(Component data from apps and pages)

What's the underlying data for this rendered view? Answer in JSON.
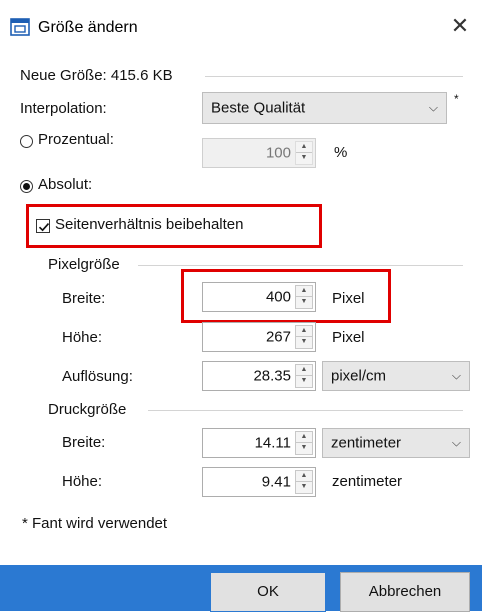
{
  "window": {
    "title": "Größe ändern",
    "close_glyph": "✕"
  },
  "new_size": {
    "text": "Neue Größe: 415.6 KB"
  },
  "interpolation": {
    "label": "Interpolation:",
    "selected": "Beste Qualität",
    "asterisk": "*"
  },
  "percent": {
    "label": "Prozentual:",
    "value": "100",
    "unit": "%",
    "selected": false
  },
  "absolute": {
    "label": "Absolut:",
    "selected": true,
    "keep_ratio_label": "Seitenverhältnis beibehalten",
    "keep_ratio_checked": true
  },
  "pixel_size": {
    "header": "Pixelgröße",
    "width_label": "Breite:",
    "width_value": "400",
    "width_unit": "Pixel",
    "height_label": "Höhe:",
    "height_value": "267",
    "height_unit": "Pixel",
    "resolution_label": "Auflösung:",
    "resolution_value": "28.35",
    "resolution_unit": "pixel/cm"
  },
  "print_size": {
    "header": "Druckgröße",
    "width_label": "Breite:",
    "width_value": "14.11",
    "width_unit": "zentimeter",
    "height_label": "Höhe:",
    "height_value": "9.41",
    "height_unit": "zentimeter"
  },
  "footnote": "* Fant wird verwendet",
  "buttons": {
    "ok": "OK",
    "cancel": "Abbrechen"
  },
  "colors": {
    "highlight": "#e00000",
    "footer": "#2b79d2"
  },
  "icons": {
    "app": "resize-window-icon",
    "close": "close-icon",
    "dropdown": "chevron-down-icon",
    "spinner": "spinner-arrows-icon",
    "check": "check-icon"
  }
}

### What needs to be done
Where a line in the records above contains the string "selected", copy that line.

### Solution to this task
    "selected": "Beste Qualität",
    "selected": false
    "selected": true,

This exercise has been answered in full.